§ **WORK REQUEST**:
The task calls for every entry to be printed word for word, without the images.
========
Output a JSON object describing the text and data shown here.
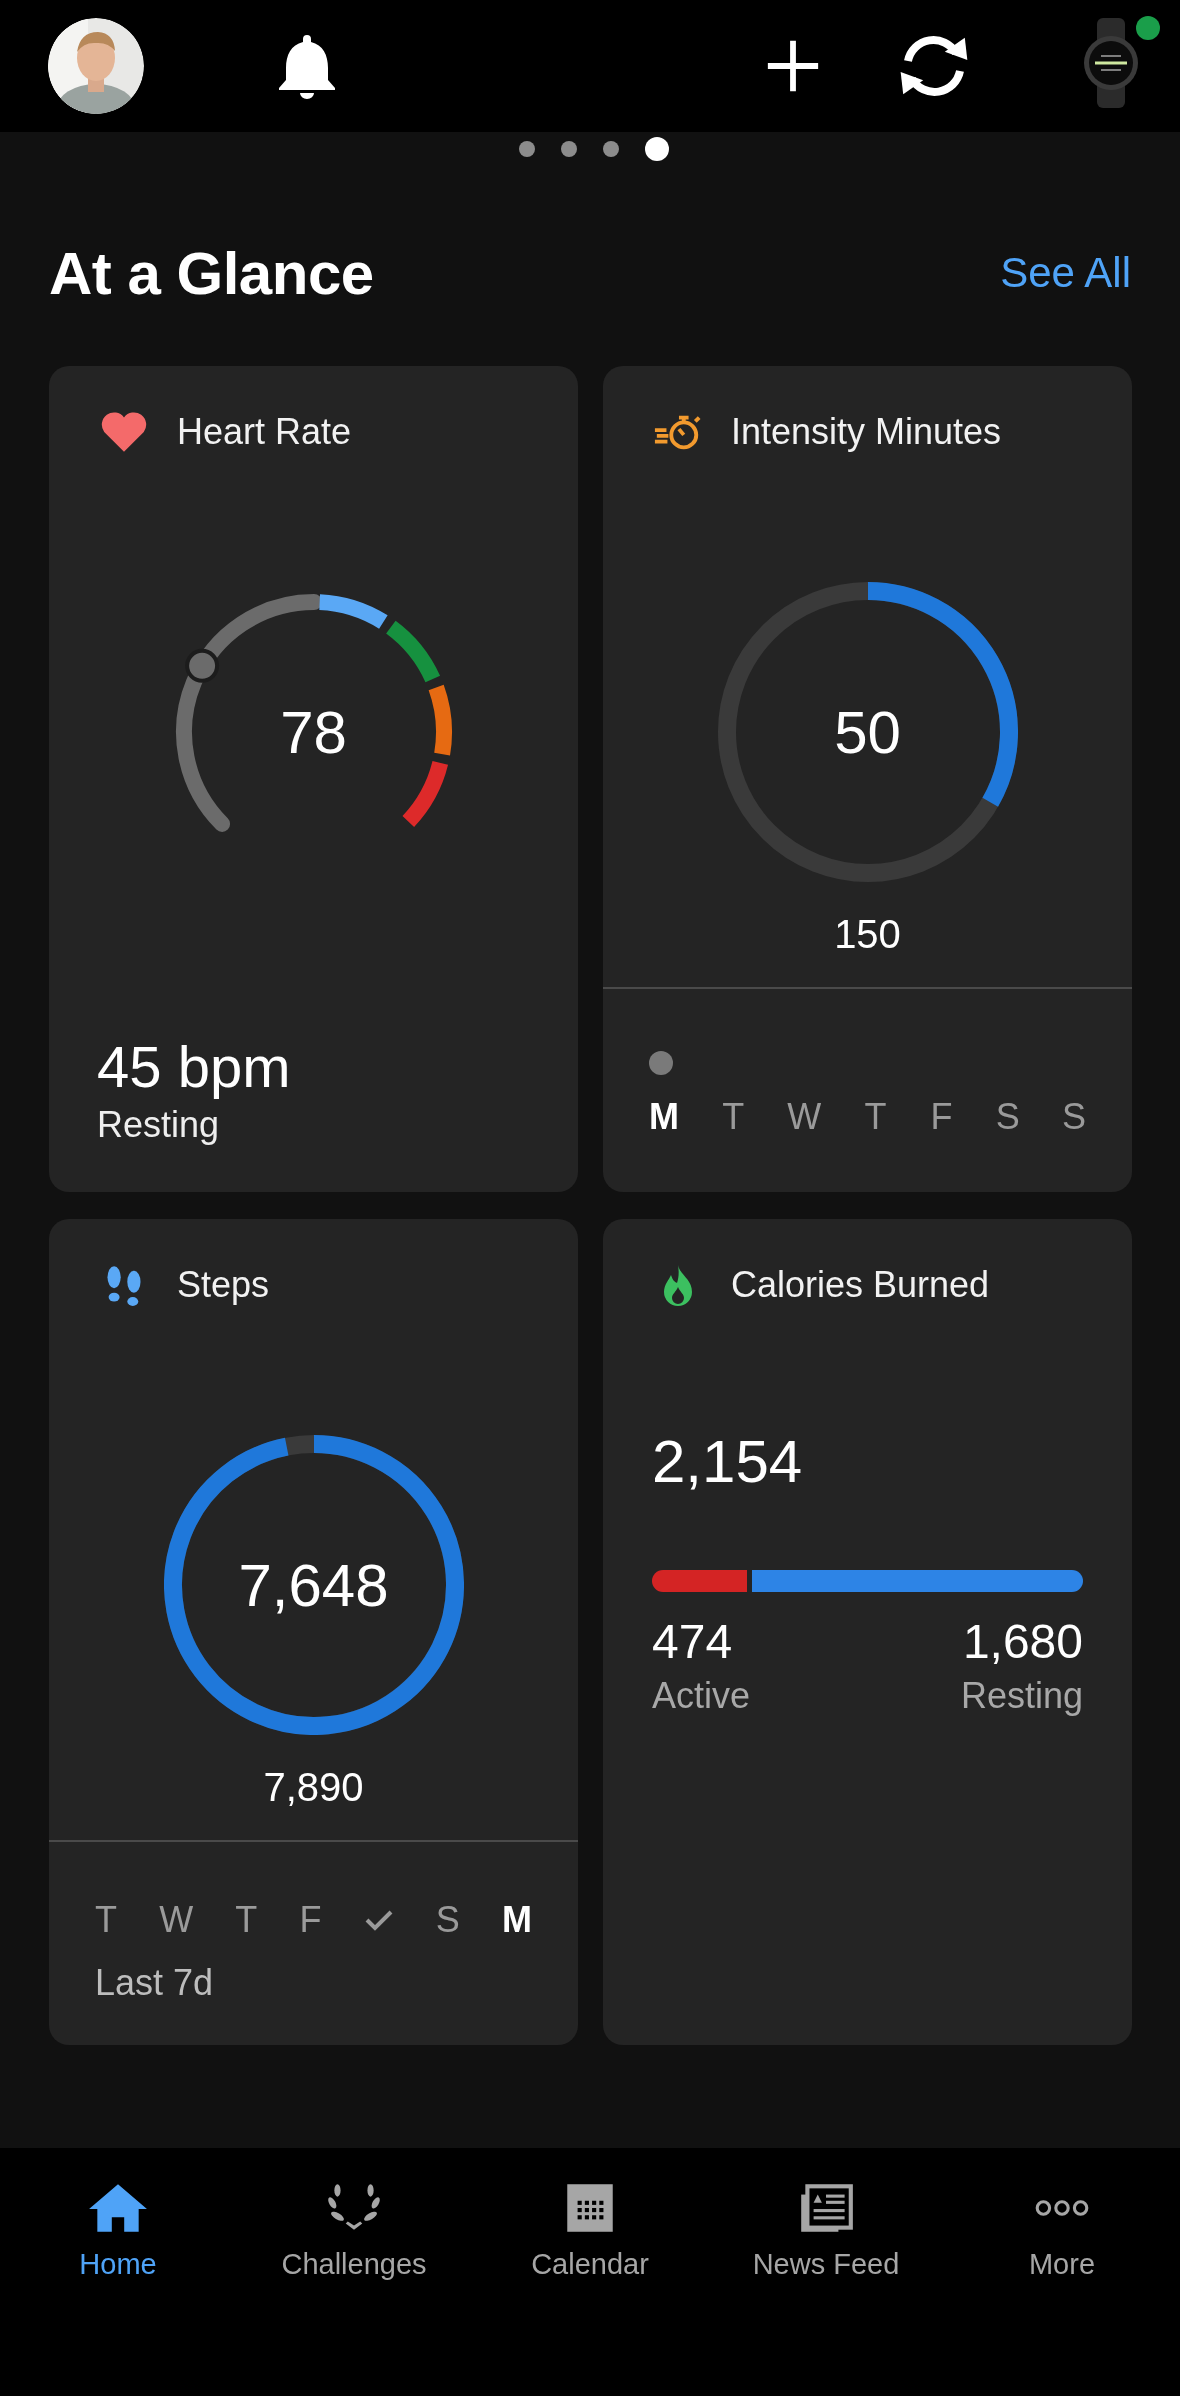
{
  "top_bar": {
    "device": {
      "connected": true
    }
  },
  "pager": [
    {
      "selected": false
    },
    {
      "selected": false
    },
    {
      "selected": false
    },
    {
      "selected": true
    }
  ],
  "section": {
    "title": "At a Glance",
    "link": "See All"
  },
  "heart_rate": {
    "title": "Heart Rate",
    "value": "78",
    "zones": [
      {
        "color": "#6b6b6b"
      },
      {
        "color": "#5aa8f5"
      },
      {
        "color": "#16913f"
      },
      {
        "color": "#e66a12"
      },
      {
        "color": "#dd2a2a"
      }
    ],
    "resting_value": "45 bpm",
    "resting_label": "Resting"
  },
  "intensity_minutes": {
    "title": "Intensity Minutes",
    "value": "50",
    "goal": "150",
    "days": [
      {
        "label": "M",
        "selected": true,
        "active": true
      },
      {
        "label": "T",
        "selected": false,
        "active": false
      },
      {
        "label": "W",
        "selected": false,
        "active": false
      },
      {
        "label": "T",
        "selected": false,
        "active": false
      },
      {
        "label": "F",
        "selected": false,
        "active": false
      },
      {
        "label": "S",
        "selected": false,
        "active": false
      },
      {
        "label": "S",
        "selected": false,
        "active": false
      }
    ]
  },
  "steps": {
    "title": "Steps",
    "value": "7,648",
    "goal": "7,890",
    "days": [
      {
        "kind": "letter",
        "label": "T",
        "selected": false
      },
      {
        "kind": "letter",
        "label": "W",
        "selected": false
      },
      {
        "kind": "letter",
        "label": "T",
        "selected": false
      },
      {
        "kind": "letter",
        "label": "F",
        "selected": false
      },
      {
        "kind": "check",
        "selected": false
      },
      {
        "kind": "letter",
        "label": "S",
        "selected": false
      },
      {
        "kind": "letter",
        "label": "M",
        "selected": true
      }
    ],
    "range": "Last 7d"
  },
  "calories": {
    "title": "Calories Burned",
    "total": "2,154",
    "level": 0.22,
    "active_value": "474",
    "active_label": "Active",
    "resting_value": "1,680",
    "resting_label": "Resting"
  },
  "tab_bar": [
    {
      "kind": "home",
      "label": "Home",
      "selected": true
    },
    {
      "kind": "laurel",
      "label": "Challenges",
      "selected": false
    },
    {
      "kind": "calendar",
      "label": "Calendar",
      "selected": false
    },
    {
      "kind": "news",
      "label": "News Feed",
      "selected": false
    },
    {
      "kind": "more",
      "label": "More",
      "selected": false
    }
  ]
}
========
§ **EXPECTED ANSWER**:
Output a JSON object describing the text and data shown here.
{
  "top_bar": {
    "device": {
      "connected": true
    }
  },
  "pager": [
    {
      "selected": false
    },
    {
      "selected": false
    },
    {
      "selected": false
    },
    {
      "selected": true
    }
  ],
  "section": {
    "title": "At a Glance",
    "link": "See All"
  },
  "heart_rate": {
    "title": "Heart Rate",
    "value": "78",
    "zones": [
      {
        "color": "#6b6b6b"
      },
      {
        "color": "#5aa8f5"
      },
      {
        "color": "#16913f"
      },
      {
        "color": "#e66a12"
      },
      {
        "color": "#dd2a2a"
      }
    ],
    "resting_value": "45 bpm",
    "resting_label": "Resting"
  },
  "intensity_minutes": {
    "title": "Intensity Minutes",
    "value": "50",
    "goal": "150",
    "days": [
      {
        "label": "M",
        "selected": true,
        "active": true
      },
      {
        "label": "T",
        "selected": false,
        "active": false
      },
      {
        "label": "W",
        "selected": false,
        "active": false
      },
      {
        "label": "T",
        "selected": false,
        "active": false
      },
      {
        "label": "F",
        "selected": false,
        "active": false
      },
      {
        "label": "S",
        "selected": false,
        "active": false
      },
      {
        "label": "S",
        "selected": false,
        "active": false
      }
    ]
  },
  "steps": {
    "title": "Steps",
    "value": "7,648",
    "goal": "7,890",
    "days": [
      {
        "kind": "letter",
        "label": "T",
        "selected": false
      },
      {
        "kind": "letter",
        "label": "W",
        "selected": false
      },
      {
        "kind": "letter",
        "label": "T",
        "selected": false
      },
      {
        "kind": "letter",
        "label": "F",
        "selected": false
      },
      {
        "kind": "check",
        "selected": false
      },
      {
        "kind": "letter",
        "label": "S",
        "selected": false
      },
      {
        "kind": "letter",
        "label": "M",
        "selected": true
      }
    ],
    "range": "Last 7d"
  },
  "calories": {
    "title": "Calories Burned",
    "total": "2,154",
    "level": 0.22,
    "active_value": "474",
    "active_label": "Active",
    "resting_value": "1,680",
    "resting_label": "Resting"
  },
  "tab_bar": [
    {
      "kind": "home",
      "label": "Home",
      "selected": true
    },
    {
      "kind": "laurel",
      "label": "Challenges",
      "selected": false
    },
    {
      "kind": "calendar",
      "label": "Calendar",
      "selected": false
    },
    {
      "kind": "news",
      "label": "News Feed",
      "selected": false
    },
    {
      "kind": "more",
      "label": "More",
      "selected": false
    }
  ]
}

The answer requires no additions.